Gene Hackman did not receive an Oscar nomination for portraying Norman Dale in Hoosiers.
Hackman firstly just is very believably in the role as a man who clearly not exactly currently in the best part of his life. Dale's coaching job after all is more of a last ditch chance at redemption more than his ideal choice of work. Hackman wears some of that bitterness in him quite well. It is not something that Hackman let's overwhelm his performance, but he does well to suggest the past without the film really needing to show it. Most of the film is not dwelling on the past instead obviously focusing on Dale's attempt to try to get the small town team in shape to win the championship well carefully dealing with the locals who basically want to replace him as soon as they see him. Again in performing as the coach Hackman again does not act as the usual type of movie coach.

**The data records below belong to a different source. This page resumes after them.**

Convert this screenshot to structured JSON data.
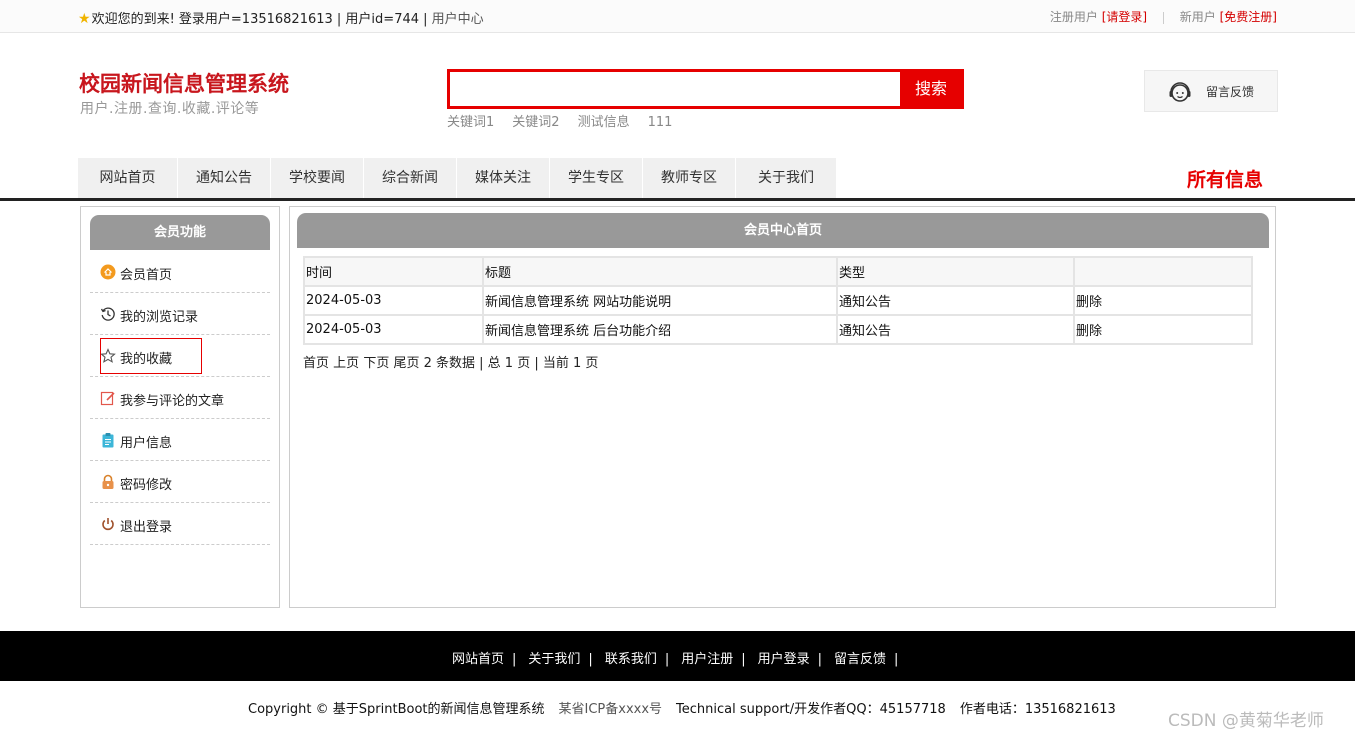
{
  "topbar": {
    "welcome": "欢迎您的到来!",
    "user_info": " 登录用户=13516821613 | 用户id=744 | ",
    "user_center": "用户中心",
    "reg_user_label": "注册用户",
    "login_link": "[请登录]",
    "new_user_label": "新用户",
    "register_link": "[免费注册]"
  },
  "header": {
    "site_title": "校园新闻信息管理系统",
    "site_subtitle": "用户.注册.查询.收藏.评论等",
    "search_placeholder": "",
    "search_button": "搜索",
    "keywords": [
      "关键词1",
      "关键词2",
      "测试信息",
      "111"
    ],
    "feedback_label": "留言反馈"
  },
  "nav": {
    "items": [
      "网站首页",
      "通知公告",
      "学校要闻",
      "综合新闻",
      "媒体关注",
      "学生专区",
      "教师专区",
      "关于我们"
    ],
    "all_info": "所有信息"
  },
  "sidebar": {
    "title": "会员功能",
    "items": [
      {
        "label": "会员首页",
        "icon": "home-circle-icon"
      },
      {
        "label": "我的浏览记录",
        "icon": "history-icon"
      },
      {
        "label": "我的收藏",
        "icon": "star-outline-icon"
      },
      {
        "label": "我参与评论的文章",
        "icon": "edit-icon"
      },
      {
        "label": "用户信息",
        "icon": "clipboard-icon"
      },
      {
        "label": "密码修改",
        "icon": "lock-icon"
      },
      {
        "label": "退出登录",
        "icon": "power-icon"
      }
    ]
  },
  "main": {
    "title": "会员中心首页",
    "columns": [
      "时间",
      "标题",
      "类型",
      ""
    ],
    "rows": [
      {
        "time": "2024-05-03",
        "title": "新闻信息管理系统 网站功能说明",
        "type": "通知公告",
        "action": "删除"
      },
      {
        "time": "2024-05-03",
        "title": "新闻信息管理系统 后台功能介绍",
        "type": "通知公告",
        "action": "删除"
      }
    ],
    "pager": {
      "first": "首页",
      "prev": "上页",
      "next": "下页",
      "last": "尾页",
      "summary": "2 条数据 | 总 1 页 | 当前 1 页"
    }
  },
  "footer": {
    "links": [
      "网站首页",
      "关于我们",
      "联系我们",
      "用户注册",
      "用户登录",
      "留言反馈"
    ],
    "copyright": "Copyright © 基于SprintBoot的新闻信息管理系统",
    "icp": "某省ICP备xxxx号",
    "support": "Technical support/开发作者QQ：45157718",
    "phone": "作者电话：13516821613"
  },
  "watermark": "CSDN @黄菊华老师",
  "colors": {
    "brand_red": "#e60000",
    "title_red": "#c8161d",
    "panel_gray": "#999999"
  }
}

In the coaching duties Hackman delivers with a fervent passion as well as always a certain intelligence in his ways as a mentor. What makes Hackman so effective though is the way he comes off as a particularly realistic coach especially in the game scenes. Hackman portrays Dale as honestly having a pretty bad temper in the game, and does not hold back in that regard. Hackman is always particularly strong in showing that Dale does not take it well when anyone whether it is the game's referee or one of his players, he someone who knows he's right so he's not going to take that from anyone. Hackman does not show that Dale is really a perfect guy who someone you would even want to be around, but because of that he's always particularly believable in this role.
That is not to say that Norman Dale is not an inspiring figure in the film, quite the contrary not only does he pull all the boys together to form an actual team he even gets the local drunkard (Dennis Hopper) to redeem himself slightly by becoming an assistant coach for the team. Hackman again is terrific by not goign the standard route by being particularly warm and lovey dovey. Instead in most of these scenes Hackman is very careful to suggest an underlying empathy in Dale as he tries to give his inspirational speeches, but the way Hackman plays it up front is as basically "Do the right thing, or well I just down give a damn". Hackman completely meets the challenge of being the inspiring coach, but he always does it his way which avoids ever falling into the slightest bit of schmaltz.
Gene Hackman being in the lead role helps Hoosiers stand out as sports movies of this kind. He does not hit the usual beats of this type of character instead taking his own path the whole way through. By doing this Hacman not only gives a much more intense and compelling portrayal, but also one far more line with a real coach in Norman Dale's position. He makes him a pretty rough character and one that is not always easy to deal with, but Hackman never fails to perfectly balance those technically less savory qualities with a great deal of genuine heart and passion. Although I would not quite put this up there with Hackman's best performances, it is a great example of Hackman excelling in yet another genre.